$ faas-cli new --lang=python3 --prefix=rgee0 hello-digitalocean faas-cli new --lang=python3 --prefix=rgee0 hello-digitalocean 2019/02/02 11:42:08 No templates found in current directory. 2019/02/02 11:42:08 Attempting to expand templates from https://github.com/openfaas/templates.git 2019/02/02 11:42:10 Fetched 15 template(s) : [csharp csharp-armhf dockerfile go go-armhf java8 node node-arm64 node-armhf php7 python python-armhf python3 python3-armhf ruby] from https://github.com/openfaas/templates.git Folder: hello-digitalocean created. ___ _____ ____ / _ \ _ __ ___ _ __ | ___|_ _ __ _/ ___| | | | | '_ \ / _ \ '_ \| |_ / _` |/ _` \___ \ | |_| | |_) | __/ | | | _| (_| | (_| |___) | \___/| .__/ \___|_| |_|_| \__,_|\__,_|____/ |_| Function created in folder: hello-digitalocean Stack file written: hello-digitalocean.yml
$ mv hello-digitalocean.yml stack.yml
hello-digitalocean/handler.pyto add our function’s code:
def handle(req): """handle a request to the function Args: req (str): request body """ return 'Hello from OpenFaaS on DigitalOcean!'
- Save the handler and run
faas-cli upto build, push and deploy:
$ faas-cli up  > Building hello-digitalocean. Clearing temporary build folder: ./build/hello-digitalocean/ Preparing ./hello-digitalocean/ ./build/hello-digitalocean/function Building: rgee0/hello-digitalocean:latest with python template. Please wait.. Sending build context to Docker daemon 8.192kB Step 1/25 : FROM python:2.7-alpine ... Successfully built 724a2e96754b Successfully tagged rgee0/hello-digitalocean:latest Image: rgee0/hello-digitalocean:latest built.  < Building hello-digitalocean done.  worker done.  > Pushing hello-digitalocean [rgee0/hello-digitalocean:latest]. The push refers to repository [docker.io/rgee0/hello-digitalocean] ... latest: digest: sha256:03ec049a59bd784a152ca3df8fcdffd97ab0dcb4392e0c2811ee5dcb4180ca2d size: 3655  < Pushing hello-digitalocean [rgee0/hello-digitalocean:latest] done.  worker done. Deploying: hello-digitalocean. Deployed. 202 Accepted. URL: http://220.127.116.11:8080/function/hello-digitalocean

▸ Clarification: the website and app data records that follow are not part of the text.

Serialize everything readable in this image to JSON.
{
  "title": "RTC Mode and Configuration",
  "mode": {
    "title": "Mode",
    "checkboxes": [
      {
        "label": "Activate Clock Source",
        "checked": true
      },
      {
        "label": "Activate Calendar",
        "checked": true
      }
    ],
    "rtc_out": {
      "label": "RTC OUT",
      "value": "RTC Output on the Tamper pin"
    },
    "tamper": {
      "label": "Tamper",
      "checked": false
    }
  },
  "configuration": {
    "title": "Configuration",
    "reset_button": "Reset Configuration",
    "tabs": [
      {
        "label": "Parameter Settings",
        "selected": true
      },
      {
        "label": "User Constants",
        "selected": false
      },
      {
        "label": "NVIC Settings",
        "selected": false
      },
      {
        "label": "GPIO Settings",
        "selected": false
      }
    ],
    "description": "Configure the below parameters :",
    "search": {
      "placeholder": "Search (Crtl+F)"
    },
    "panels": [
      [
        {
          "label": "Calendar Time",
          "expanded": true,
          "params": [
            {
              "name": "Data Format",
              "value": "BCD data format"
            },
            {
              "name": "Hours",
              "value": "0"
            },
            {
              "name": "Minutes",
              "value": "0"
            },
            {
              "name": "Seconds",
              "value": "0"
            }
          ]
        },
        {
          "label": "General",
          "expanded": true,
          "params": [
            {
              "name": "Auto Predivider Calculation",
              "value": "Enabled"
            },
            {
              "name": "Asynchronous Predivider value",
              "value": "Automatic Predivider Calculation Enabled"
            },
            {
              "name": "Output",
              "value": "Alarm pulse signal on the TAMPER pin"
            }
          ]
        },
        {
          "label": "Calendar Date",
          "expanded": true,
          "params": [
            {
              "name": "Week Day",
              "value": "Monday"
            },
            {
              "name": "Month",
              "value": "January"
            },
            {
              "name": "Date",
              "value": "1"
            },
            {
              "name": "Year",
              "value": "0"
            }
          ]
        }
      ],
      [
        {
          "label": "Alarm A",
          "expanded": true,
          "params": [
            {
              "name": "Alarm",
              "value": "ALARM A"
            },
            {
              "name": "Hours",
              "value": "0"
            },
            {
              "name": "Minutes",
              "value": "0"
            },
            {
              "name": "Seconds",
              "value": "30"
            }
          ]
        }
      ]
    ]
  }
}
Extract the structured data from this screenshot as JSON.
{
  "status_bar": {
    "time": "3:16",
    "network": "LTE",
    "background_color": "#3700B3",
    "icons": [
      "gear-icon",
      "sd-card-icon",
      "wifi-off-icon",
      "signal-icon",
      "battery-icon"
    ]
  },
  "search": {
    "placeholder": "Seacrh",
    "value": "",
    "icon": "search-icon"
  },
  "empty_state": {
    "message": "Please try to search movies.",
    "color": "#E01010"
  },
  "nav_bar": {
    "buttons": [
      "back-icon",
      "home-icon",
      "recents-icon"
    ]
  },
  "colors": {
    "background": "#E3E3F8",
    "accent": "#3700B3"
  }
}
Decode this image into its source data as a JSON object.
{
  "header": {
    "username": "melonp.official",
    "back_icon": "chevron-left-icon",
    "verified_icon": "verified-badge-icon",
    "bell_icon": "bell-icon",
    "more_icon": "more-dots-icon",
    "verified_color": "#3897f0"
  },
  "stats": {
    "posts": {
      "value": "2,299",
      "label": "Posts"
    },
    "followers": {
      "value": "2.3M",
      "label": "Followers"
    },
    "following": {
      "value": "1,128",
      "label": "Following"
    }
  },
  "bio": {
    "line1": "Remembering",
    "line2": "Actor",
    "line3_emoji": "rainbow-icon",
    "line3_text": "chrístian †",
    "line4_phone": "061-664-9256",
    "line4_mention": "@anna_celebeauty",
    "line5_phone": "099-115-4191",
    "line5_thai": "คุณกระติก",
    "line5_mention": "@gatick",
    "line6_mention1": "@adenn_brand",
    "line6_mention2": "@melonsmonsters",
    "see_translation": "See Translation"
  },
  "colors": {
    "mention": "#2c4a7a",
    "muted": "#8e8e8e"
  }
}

As we earlier logged the CLI in to our Droplet and also set the
OPENFAAS_URL, the CLI will seamlessly target the Droplet. In order to push to Docker hub you will also need to be logged in to your account there.
- Invoke the function using the
$ echo '' | faas-cli invoke hello-digitalocean Hello from OpenFaaS on DigitalOcean!
Access the UI to see the deployed function by visiting
http://18.104.22.168:8080/ui/. You’ll need the credentials from earlier in order to access the site.
From here you can also invoke the function - simply click on the invoke button; you’ll notice the invocation count increase as you do. You can also deploy from a set of ready-made functions via the OpenFaaS store - Click on
Deploy New Function to see what’s available.
We’ve taken our first steps into creating a function using DigitalOcean’s OpenFaaS one-click application. The in-built configuration created a Docker Swarm based publicly accessible instance with basic authentication enabled by default. We’ve looked at how the OpenFaaS CLI can be used to build our functions and deploy them to a remote instance by setting the
This is great as a starting point to quickly getting hands on with OpenFaaS. With an instance up and running you are ideally placed to work through the OpenFaaS Workshop. If you’ve followed this article fully then you should be able to skip straight on to Lab 2 - remember to substitute any workshop references to
127.0.0.1 with the IP address of your Droplet.
Taking it further we could look at how to configure a domain name to point at the instance and enable transit encryption through use of a service like Let’s Encrypt.
Get in touch
Learn how to contribute to OpenFaaS on YouTube